There is an approximate of about 20-50% of children who are suffering with achondroplasia will experience a neurological impairment. This is caused by compression created as they literally grow faster than their bones.
The stunted bone growth at the base of the skull and the spine can cause the spinal cord and brain stem to become compressed.
Achondroplasia can further lead to key nervous system structures such as the brain stem, spinal cord, spinal nerve roots and cerebrospinal fluid (CSF) spaces to also compress.
How is achondroplasia diagnosed?
Achondroplasia can easily be diagnosed prior to birth via fetal ultrasound or after birth via complete medical history and physical examination.
There is now an availability of DNA testing before birth to confirm fetal ultrasound findings for parents who are at increased risk for having a child with achondroplasia.
One should be looking carefully for signs of muscle weakness, changes in bowel or bladder function, asymmetrical reflexes or respiratory problems like sleep apnea, if his child has been diagnosed with achondroplasia.

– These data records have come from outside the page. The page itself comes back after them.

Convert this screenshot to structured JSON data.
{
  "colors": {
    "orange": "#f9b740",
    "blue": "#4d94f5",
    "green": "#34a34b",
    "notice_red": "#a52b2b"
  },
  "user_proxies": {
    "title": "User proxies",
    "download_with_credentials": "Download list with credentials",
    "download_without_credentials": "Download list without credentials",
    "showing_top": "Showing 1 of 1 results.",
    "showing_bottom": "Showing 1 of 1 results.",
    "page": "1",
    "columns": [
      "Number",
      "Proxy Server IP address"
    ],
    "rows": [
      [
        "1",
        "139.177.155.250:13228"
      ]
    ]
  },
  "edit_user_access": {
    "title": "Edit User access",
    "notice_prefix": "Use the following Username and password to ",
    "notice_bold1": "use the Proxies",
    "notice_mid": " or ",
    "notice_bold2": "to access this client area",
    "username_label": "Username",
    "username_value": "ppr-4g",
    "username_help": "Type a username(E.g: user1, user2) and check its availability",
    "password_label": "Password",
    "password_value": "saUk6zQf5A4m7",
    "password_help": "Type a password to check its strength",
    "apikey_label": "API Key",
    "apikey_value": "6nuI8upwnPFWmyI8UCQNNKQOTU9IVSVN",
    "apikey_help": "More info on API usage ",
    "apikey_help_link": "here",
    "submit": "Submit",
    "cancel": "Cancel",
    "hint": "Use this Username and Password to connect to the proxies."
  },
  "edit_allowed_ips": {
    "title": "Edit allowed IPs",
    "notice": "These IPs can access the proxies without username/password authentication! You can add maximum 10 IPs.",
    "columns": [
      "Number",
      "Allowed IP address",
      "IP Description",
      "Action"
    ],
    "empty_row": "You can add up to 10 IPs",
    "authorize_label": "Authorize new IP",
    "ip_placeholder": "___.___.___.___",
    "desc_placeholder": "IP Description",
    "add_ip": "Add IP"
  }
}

If any of above mentioned symptoms is present in your child, you’ll want to obtain a thorough work-up of him by consulting a pediatric neurologist, pediatric neurosurgeon or pediatric orthopedist, along with magnetic resonance imaging (MRI) of the child’s head, neck or spine.
Symptoms of achondroplasia

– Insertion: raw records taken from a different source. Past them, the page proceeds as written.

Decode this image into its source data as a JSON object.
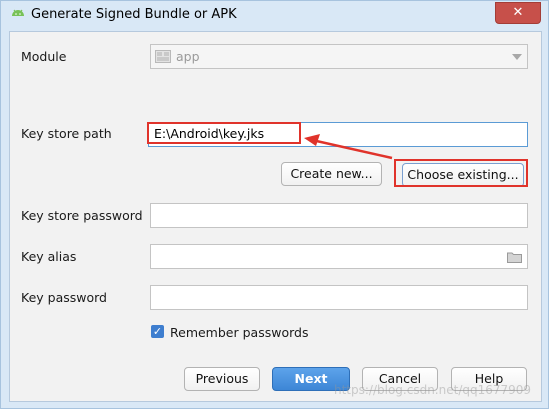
{
  "window": {
    "title": "Generate Signed Bundle or APK",
    "close_symbol": "✕"
  },
  "form": {
    "module": {
      "label": "Module",
      "value": "app"
    },
    "key_store_path": {
      "label": "Key store path",
      "value": "E:\\Android\\key.jks"
    },
    "create_new_label": "Create new...",
    "choose_existing_label": "Choose existing...",
    "key_store_password": {
      "label": "Key store password",
      "value": ""
    },
    "key_alias": {
      "label": "Key alias",
      "value": ""
    },
    "key_password": {
      "label": "Key password",
      "value": ""
    },
    "remember_passwords": {
      "label": "Remember passwords",
      "checked": true
    }
  },
  "footer": {
    "previous_label": "Previous",
    "next_label": "Next",
    "cancel_label": "Cancel",
    "help_label": "Help"
  },
  "watermark": "https://blog.csdn.net/qq1677909",
  "colors": {
    "accent": "#3d86d6",
    "highlight": "#e0332b",
    "title_bg": "#d9e8f6"
  },
  "icons": {
    "app": "android-icon",
    "module": "module-icon",
    "dropdown": "chevron-down-icon",
    "browse": "folder-icon",
    "check": "checkmark-icon"
  }
}
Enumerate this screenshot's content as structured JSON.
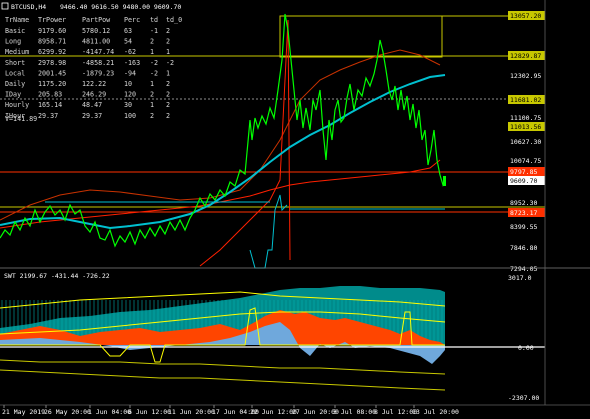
{
  "header": {
    "symbol_tf": "BTCUSD,H4",
    "ohlc": "9466.40 9616.50 9480.00 9609.70"
  },
  "info_table": {
    "columns": [
      "TrName",
      "TrPower",
      "PartPow",
      "Perc",
      "td",
      "td_0"
    ],
    "rows": [
      [
        "Basic",
        "9179.60",
        "5780.12",
        "63",
        "-1",
        "2"
      ],
      [
        "Long",
        "8958.71",
        "4811.00",
        "54",
        "2",
        "2"
      ],
      [
        "Medium",
        "6299.92",
        "-4147.74",
        "-62",
        "1",
        "1"
      ],
      [
        "Short",
        "2978.98",
        "-4858.21",
        "-163",
        "-2",
        "-2"
      ],
      [
        "Local",
        "2001.45",
        "-1879.23",
        "-94",
        "-2",
        "1"
      ],
      [
        "Daily",
        "1175.20",
        "122.22",
        "10",
        "1",
        "2"
      ],
      [
        "IDay",
        "205.83",
        "246.29",
        "120",
        "2",
        "2"
      ],
      [
        "Hourly",
        "165.14",
        "48.47",
        "30",
        "1",
        "2"
      ],
      [
        "IHour",
        "29.37",
        "29.37",
        "100",
        "2",
        "2"
      ]
    ],
    "footer": "V=141.89"
  },
  "price_axis": [
    "13057.20",
    "12829.87",
    "12302.95",
    "11681.02",
    "11100.75",
    "11013.56",
    "10627.30",
    "10074.75",
    "9797.85",
    "9609.70",
    "8952.30",
    "8723.17",
    "8399.55",
    "7846.80",
    "7294.05"
  ],
  "indicator": {
    "label": "SWT 2199.67 -431.44 -726.22",
    "axis": [
      "3017.0",
      "0.00",
      "-2307.00"
    ]
  },
  "time_axis": [
    "21 May 2019",
    "26 May 20:00",
    "1 Jun 04:00",
    "6 Jun 12:00",
    "11 Jun 20:00",
    "17 Jun 04:00",
    "22 Jun 12:00",
    "27 Jun 20:00",
    "3 Jul 08:00",
    "8 Jul 12:00",
    "13 Jul 20:00"
  ],
  "colors": {
    "background": "#000000",
    "candles": "#00ff00",
    "ma_cyan": "#00c0d0",
    "line_red": "#ff0000",
    "line_brown": "#c83200",
    "level_yellow": "#c8c800",
    "hist_teal": "#008b8b",
    "hist_orange": "#ff4500",
    "hist_blue": "#6fa8dc",
    "band_yellow": "#ffff00"
  }
}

The following are the most common symptoms of achondroplasia. However, each child may experience symptoms differently. Some of the symptoms of achondroplasia may include:
- shortened arms and legs, with the upper arms and thighs more shortened than the forearms and lower legs
- big head size with prominent forehead and a flattened nasal bridge
- crowded or misaligned teeth
- Curved lower spine – a condition also called lordosis (or "sway-back") which may lead to kyphosis, or the development of a small hump near the shoulders that usually goes away after the child begins walking.
- bowed lower legs
- flat feet which are short and broad
- Extra space between the middle and ring fingers (Also called a trident hand.)
- poor muscle tone and loose joints
- frequent middle ear infections which may lead to hearing loss
- normal intelligence
- delayed developmental milestones like walking
The symptoms of achondroplasia may resemble other problems or medical conditions. Always talk with your child's doctor for a diagnosis.
Treatment for achondroplasia
A surgeon can remove bone and ligaments from the problem area to make more room for neural structures, if a dangerously compressed region of the foramen magnum or spinal column is found.
Surgical decompression is considered to be the most successful when it is performed quickly as symptoms are allowed to progress for months or years can become permanent.
One end is placed in the child’s ventricle and the other in his or her abdomen. CSF is allowed to flow at a controlled pace out of the child’s head into his or her abdomen, where it can be quickly and safely absorbed into the bloodstream.
When symptoms are determined and acted upon in a timely manner, modern medical and surgical care allows achondroplastic children to grow up with intellectual and social capacities equal to that of other children.